With a new research plane and a new base to improve its chances of outsmarting Atlantic hurricanes, NASA’s Oceans Melting Greenland (OMG) campaign began its third year of gathering data on how the ocean around Greenland is melting its glaciers.
OMG’s first two years of operations already collected the most comprehensive data available on the subject, but OMG Principal Investigator Josh Willis of NASA’s Jet Propulsion Laboratory, Pasadena, Calif., is hungry for more.
“We’re beginning to see some surprising changes in the ocean, just since the start of OMG in 2016, that are affecting the ice,” said Willis, an oceanographer at JPL. “We want to see if those changes are still there after two years, and if they’re spreading farther along the Greenland coast.”

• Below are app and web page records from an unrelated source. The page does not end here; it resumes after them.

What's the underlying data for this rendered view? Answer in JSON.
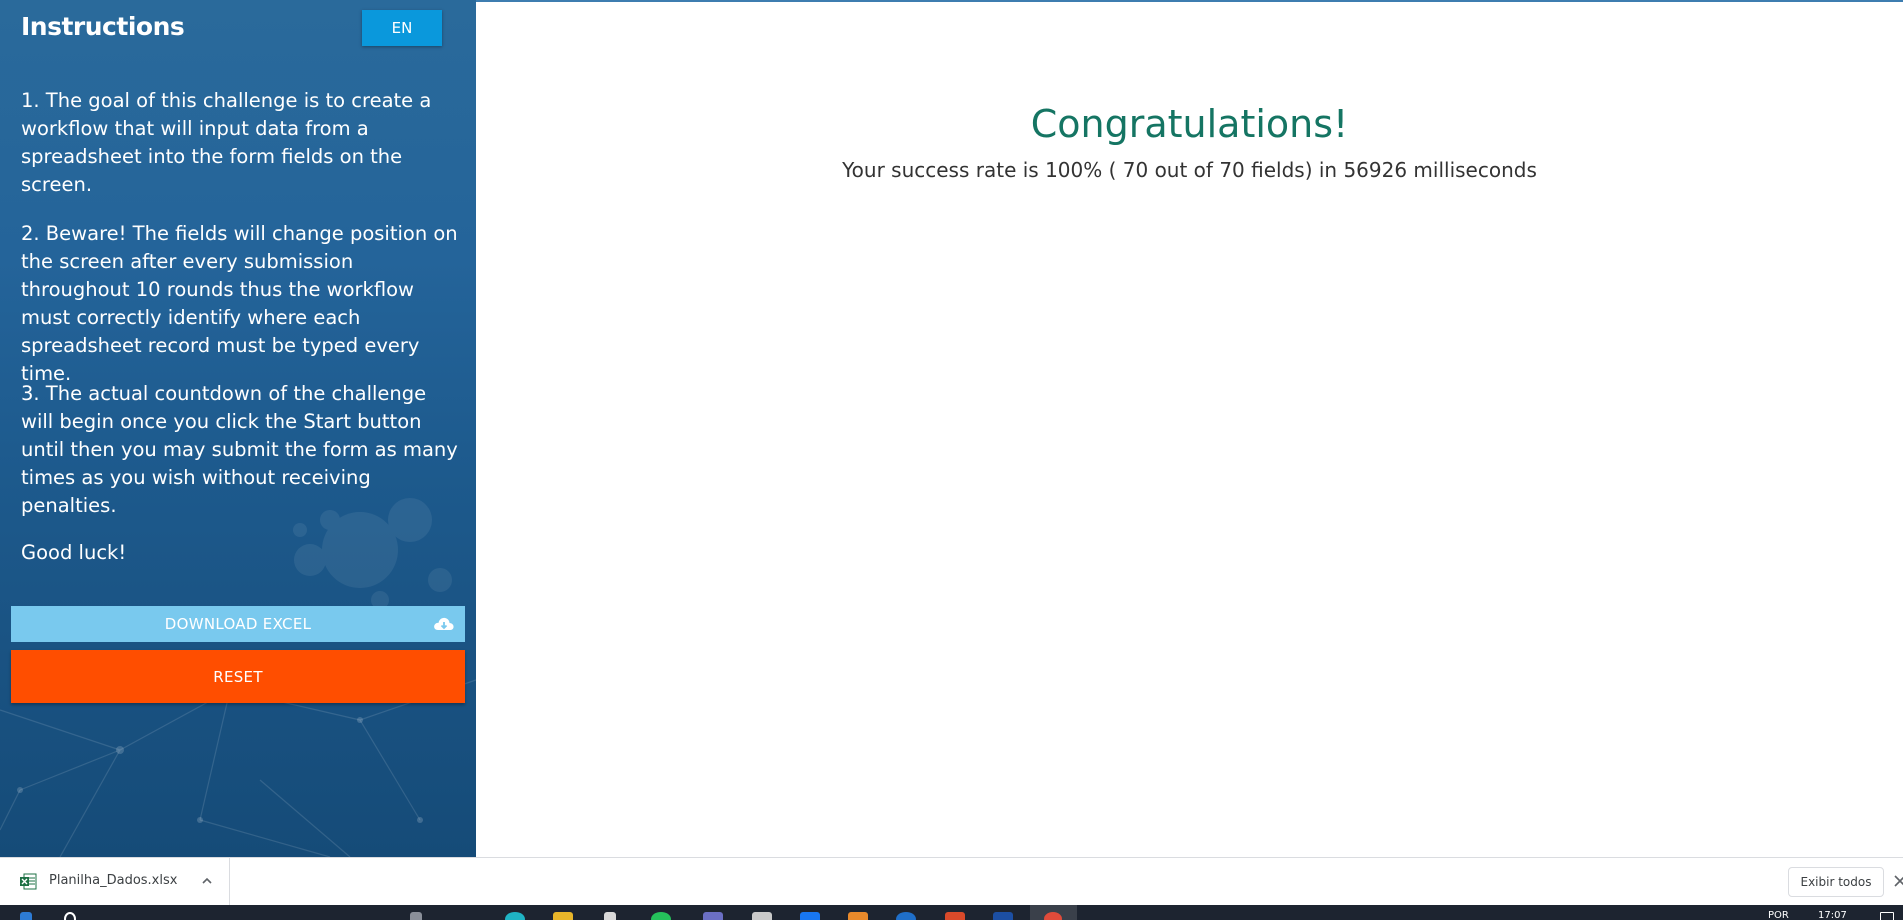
{
  "sidebar": {
    "title": "Instructions",
    "language_button": "EN",
    "paragraphs": [
      "1. The goal of this challenge is to create a workflow that will input data from a spreadsheet into the form fields on the screen.",
      "2. Beware! The fields will change position on the screen after every submission throughout 10 rounds thus the workflow must correctly identify where each spreadsheet record must be typed every time.",
      "3. The actual countdown of the challenge will begin once you click the Start button until then you may submit the form as many times as you wish without receiving penalties.",
      "Good luck!"
    ],
    "download_button": "DOWNLOAD EXCEL",
    "download_icon": "cloud-download-icon",
    "reset_button": "RESET"
  },
  "main": {
    "heading": "Congratulations!",
    "result_text": "Your success rate is 100% ( 70 out of 70 fields) in 56926 milliseconds"
  },
  "downloads_bar": {
    "file_name": "Planilha_Dados.xlsx",
    "file_icon": "excel-file-icon",
    "show_all_button": "Exibir todos"
  },
  "taskbar": {
    "language": "POR",
    "time": "17:07"
  },
  "colors": {
    "sidebar_bg": "#1f5d8f",
    "language_button": "#0a98dc",
    "download_button": "#79c9ee",
    "reset_button": "#ff4e00",
    "heading": "#157563"
  }
}
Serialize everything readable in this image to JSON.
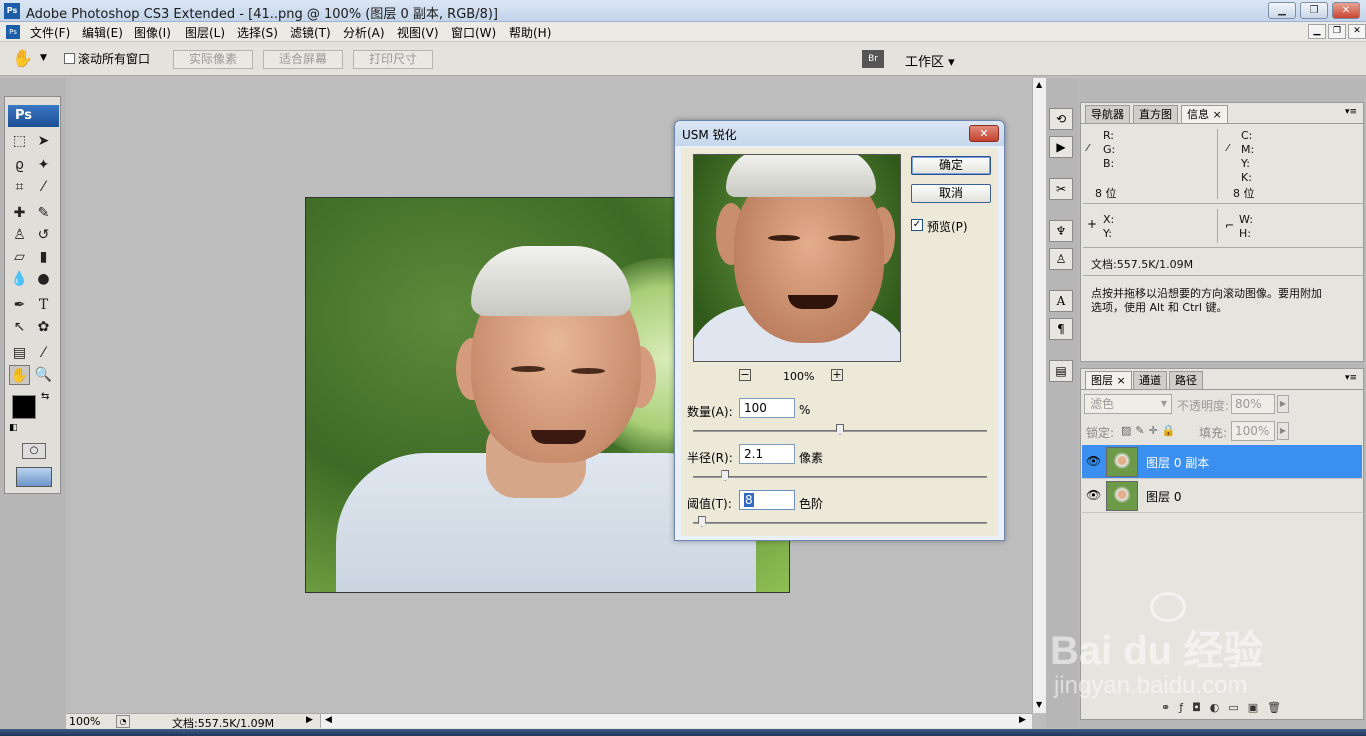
{
  "window": {
    "title": "Adobe Photoshop CS3 Extended - [41..png @ 100% (图层 0 副本, RGB/8)]"
  },
  "menu": [
    "文件(F)",
    "编辑(E)",
    "图像(I)",
    "图层(L)",
    "选择(S)",
    "滤镜(T)",
    "分析(A)",
    "视图(V)",
    "窗口(W)",
    "帮助(H)"
  ],
  "options": {
    "scroll_all": "滚动所有窗口",
    "actual_pixels": "实际像素",
    "fit_screen": "适合屏幕",
    "print_size": "打印尺寸",
    "workspace": "工作区 ▾"
  },
  "dialog": {
    "title": "USM 锐化",
    "ok": "确定",
    "cancel": "取消",
    "preview_label": "预览(P)",
    "preview_checked": true,
    "zoom": "100%",
    "zoom_minus": "−",
    "zoom_plus": "+",
    "amount": {
      "label": "数量(A):",
      "value": "100",
      "unit": "%",
      "fraction": 0.5
    },
    "radius": {
      "label": "半径(R):",
      "value": "2.1",
      "unit": "像素",
      "fraction": 0.11
    },
    "threshold": {
      "label": "阈值(T):",
      "value": "8",
      "unit": "色阶",
      "fraction": 0.03
    }
  },
  "status": {
    "zoom": "100%",
    "doc": "文档:557.5K/1.09M"
  },
  "info_panel": {
    "tabs": [
      "导航器",
      "直方图",
      "信息 ×"
    ],
    "r": "R:",
    "g": "G:",
    "b": "B:",
    "c": "C:",
    "m": "M:",
    "y": "Y:",
    "k": "K:",
    "bits_left": "8 位",
    "bits_right": "8 位",
    "x": "X:",
    "yc": "Y:",
    "w": "W:",
    "h": "H:",
    "doc": "文档:557.5K/1.09M",
    "hint_line1": "点按并拖移以沿想要的方向滚动图像。要用附加",
    "hint_line2": "选项，使用 Alt 和 Ctrl 键。"
  },
  "layers_panel": {
    "tabs": [
      "图层 ×",
      "通道",
      "路径"
    ],
    "blend_mode": "滤色",
    "opacity_label": "不透明度:",
    "opacity": "80%",
    "lock_label": "锁定:",
    "fill_label": "填充:",
    "fill": "100%",
    "layers": [
      {
        "name": "图层 0 副本",
        "selected": true
      },
      {
        "name": "图层 0",
        "selected": false
      }
    ]
  },
  "watermark": {
    "brand": "Bai du 经验",
    "url": "jingyan.baidu.com"
  }
}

For the third year in a row, the team will drop about 250 probes just offshore all around the island, with some drops close to the fronts of ocean-terminating glaciers. The probes sink 3,000 feet (1,000 meters) into the seawater, recording temperature and salinity as they go. The researchers hope to make their first flight on Aug. 22, 2018, and complete the work in two to three weeks, depending on weather.